03 May 2016

PERSONAL PERSPECTIVES: The finest Art — Remembering a Lady whose stage was family, Daisy Belle Bradley Newsome (1920 – 2016)

IN MEMORIAM: Daisy Belle Bradley Newsome, 1920 - 2016

Daisy Belle Bradley Newsome
3 November 1920 – 1 May 2016

My grandmother was not a world-renowned singer, a prima ballerina, or a celebrated painter, but there is no question that Daisy Belle Bradley Newsome was a great artist. In the rôles of daughter, sister, wife, mother, grandmother, great-grandmother, aunt, and friend, her virtuosity was remarkable, as unforgettable in its way as Callas’s Norma and Fonteyn’s Giselle. She spoke her mind and expressed her opinions, but she loved and accepted unconditionally, and she personified the qualities that lend the heroines of Mozart, the protagonists of Austen, and the sentiments of Dickinson their enduring value and appeal.
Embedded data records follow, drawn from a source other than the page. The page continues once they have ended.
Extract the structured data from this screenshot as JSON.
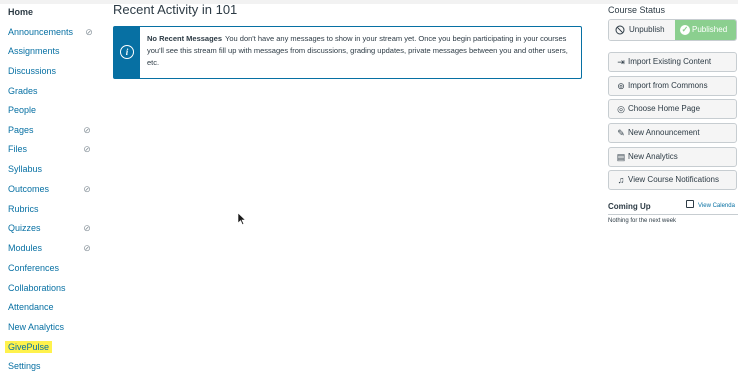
{
  "course_nav": {
    "items": [
      {
        "label": "Home",
        "active": true,
        "hidden": false
      },
      {
        "label": "Announcements",
        "active": false,
        "hidden": true
      },
      {
        "label": "Assignments",
        "active": false,
        "hidden": false
      },
      {
        "label": "Discussions",
        "active": false,
        "hidden": false
      },
      {
        "label": "Grades",
        "active": false,
        "hidden": false
      },
      {
        "label": "People",
        "active": false,
        "hidden": false
      },
      {
        "label": "Pages",
        "active": false,
        "hidden": true
      },
      {
        "label": "Files",
        "active": false,
        "hidden": true
      },
      {
        "label": "Syllabus",
        "active": false,
        "hidden": false
      },
      {
        "label": "Outcomes",
        "active": false,
        "hidden": true
      },
      {
        "label": "Rubrics",
        "active": false,
        "hidden": false
      },
      {
        "label": "Quizzes",
        "active": false,
        "hidden": true
      },
      {
        "label": "Modules",
        "active": false,
        "hidden": true
      },
      {
        "label": "Conferences",
        "active": false,
        "hidden": false
      },
      {
        "label": "Collaborations",
        "active": false,
        "hidden": false
      },
      {
        "label": "Attendance",
        "active": false,
        "hidden": false
      },
      {
        "label": "New Analytics",
        "active": false,
        "hidden": false
      },
      {
        "label": "GivePulse",
        "active": false,
        "hidden": false,
        "highlighted": true
      },
      {
        "label": "Settings",
        "active": false,
        "hidden": false
      }
    ],
    "hidden_icon": "eye-slash-icon"
  },
  "main": {
    "title": "Recent Activity in 101",
    "notice": {
      "title": "No Recent Messages",
      "body": "You don't have any messages to show in your stream yet. Once you begin participating in your courses you'll see this stream fill up with messages from discussions, grading updates, private messages between you and other users, etc.",
      "icon": "info-icon"
    }
  },
  "sidebar": {
    "status_heading": "Course Status",
    "unpublish_label": "Unpublish",
    "published_label": "Published",
    "buttons": [
      {
        "label": "Import Existing Content",
        "icon": "import-icon"
      },
      {
        "label": "Import from Commons",
        "icon": "commons-icon"
      },
      {
        "label": "Choose Home Page",
        "icon": "target-icon"
      },
      {
        "label": "New Announcement",
        "icon": "megaphone-icon"
      },
      {
        "label": "New Analytics",
        "icon": "analytics-icon"
      },
      {
        "label": "View Course Notifications",
        "icon": "bell-icon"
      }
    ],
    "coming_up": {
      "heading": "Coming Up",
      "calendar_link": "View Calenda",
      "empty_text": "Nothing for the next week"
    }
  },
  "colors": {
    "link": "#0770a3",
    "text": "#2d3b45",
    "published": "#8bcf8f",
    "highlight": "#fff24d"
  }
}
In an age in which individuality is prized far above loyalty, even after fifteen years of widowhood she proudly signed herself as Mrs. Robert Newsome, a tribute to the husband of sixty-three years whose memory she cherished. She always carried a purse not as a vehicle for makeup or a mobile phone but because someone might need a Kleenex or a comb—or food might need to be smuggled out of a restaurant. She knew her part in every production, whether a son’s wedding or grocery shopping, and played it with grace and contentment that rooted her character not in complacency but in unwavering faith and commitment to family.
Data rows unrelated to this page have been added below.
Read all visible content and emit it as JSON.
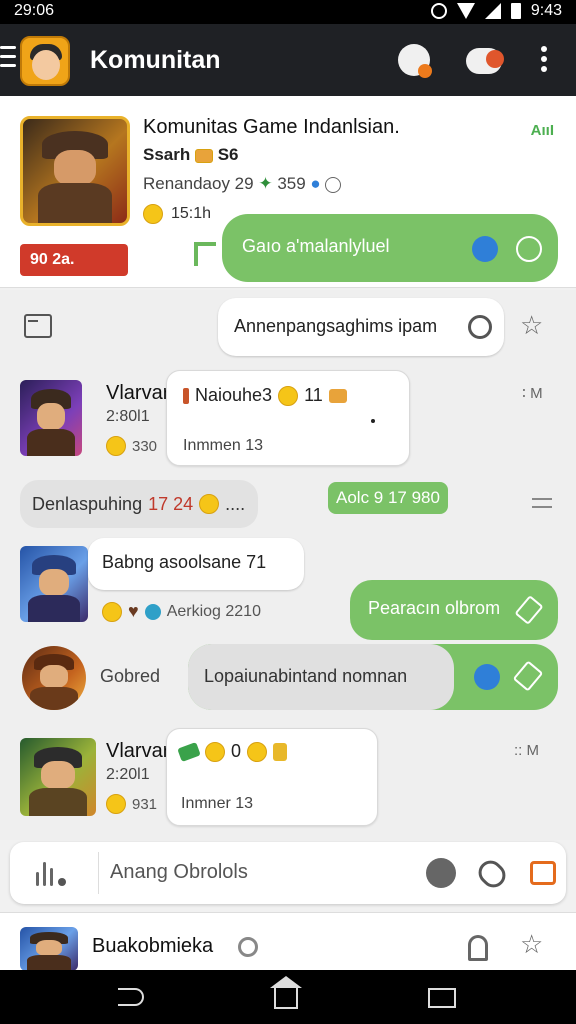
{
  "status_bar": {
    "time_left": "29:06",
    "time_right": "9:43"
  },
  "app_bar": {
    "title": "Komunitan"
  },
  "header": {
    "title": "Komunitas Game Indanlsian.",
    "subtitle": "Ssarh",
    "subtitle_badge": "S6",
    "stats": "Renandaoy 29",
    "stats_count": "359",
    "emoji_text": "15:1h",
    "signal_text": "AııI",
    "red_badge": "90 2a.",
    "pill_text": "Gaıo a'malanlyluel"
  },
  "chat": {
    "pinned_message": "Annenpangsaghims ipam",
    "msg1": {
      "name": "Vlarvar",
      "handle": "2:80l1",
      "count": "330",
      "card_title": "Naiouhe3",
      "card_num": "11",
      "card_sub": "Inmmen 13",
      "time": "∶ M"
    },
    "grey_pill": {
      "text": "Denlaspuhing",
      "num": "17 24",
      "suffix": "...."
    },
    "green_tag": "Aolc  9 17 980",
    "msg2": {
      "text": "Babng asoolsane 71",
      "meta": "Aerkiog 2210"
    },
    "green_pill2": "Pearacın olbrom",
    "msg3": {
      "name": "Gobred",
      "text": "Lopaiunabintand nomnan"
    },
    "msg4": {
      "name": "Vlarvar",
      "handle": "2:20l1",
      "count": "931",
      "card_top": "0",
      "card_sub": "Inmner 13",
      "time": ":: M"
    }
  },
  "input": {
    "placeholder": "Anang Obrolols"
  },
  "bottom_card": {
    "name": "Buakobmieka"
  }
}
It was in her mastery of the art of living fully but humbly that my grandmother excelled most astoundingly. Wherever she resided, she never pretended to be anything but a child of rural Virginia who was said to have been named after her beloved Daddy’s favorite cow. Her siblings called her Belle, and that is what she was: a true Southern belle of the kind now irreversibly endangered, a lady who wore hats and gloves to church and always knew what to say and when and how to say it. I am immeasurably blessed to have had in my life four grandparents who were afraid of neither living nor dying, their honor in the former nobly transitioned into uncompromised dignity in the latter.
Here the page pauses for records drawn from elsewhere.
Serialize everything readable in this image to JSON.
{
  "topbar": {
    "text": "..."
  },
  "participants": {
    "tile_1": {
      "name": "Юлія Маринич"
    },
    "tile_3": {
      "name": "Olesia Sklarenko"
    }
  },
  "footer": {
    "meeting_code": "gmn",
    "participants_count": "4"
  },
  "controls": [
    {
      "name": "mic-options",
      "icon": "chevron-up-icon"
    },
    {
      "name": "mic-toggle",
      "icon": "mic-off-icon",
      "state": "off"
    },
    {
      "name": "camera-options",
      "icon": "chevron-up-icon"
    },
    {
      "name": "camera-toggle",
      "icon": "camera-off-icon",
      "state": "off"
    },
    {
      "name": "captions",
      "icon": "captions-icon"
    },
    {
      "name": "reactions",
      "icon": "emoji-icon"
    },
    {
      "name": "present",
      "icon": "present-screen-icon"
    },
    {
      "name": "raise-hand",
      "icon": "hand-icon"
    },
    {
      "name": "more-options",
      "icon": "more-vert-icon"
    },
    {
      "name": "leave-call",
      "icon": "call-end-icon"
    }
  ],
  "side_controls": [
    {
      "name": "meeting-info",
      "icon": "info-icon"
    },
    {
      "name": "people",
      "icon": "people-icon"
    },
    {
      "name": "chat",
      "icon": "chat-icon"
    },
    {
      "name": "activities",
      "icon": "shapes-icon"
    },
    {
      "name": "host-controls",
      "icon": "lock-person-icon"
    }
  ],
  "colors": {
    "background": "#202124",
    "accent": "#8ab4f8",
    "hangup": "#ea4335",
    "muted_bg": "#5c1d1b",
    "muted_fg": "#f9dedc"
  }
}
In the nine-and-a-half decades of her life, my grandmother likely never attended the opera or ballet or bought a recording of a symphony or string quartet, but she lived what so many artists can only feign, making music, motion, and beauty of everyday things too simple to be taught and too monumental to be imitated.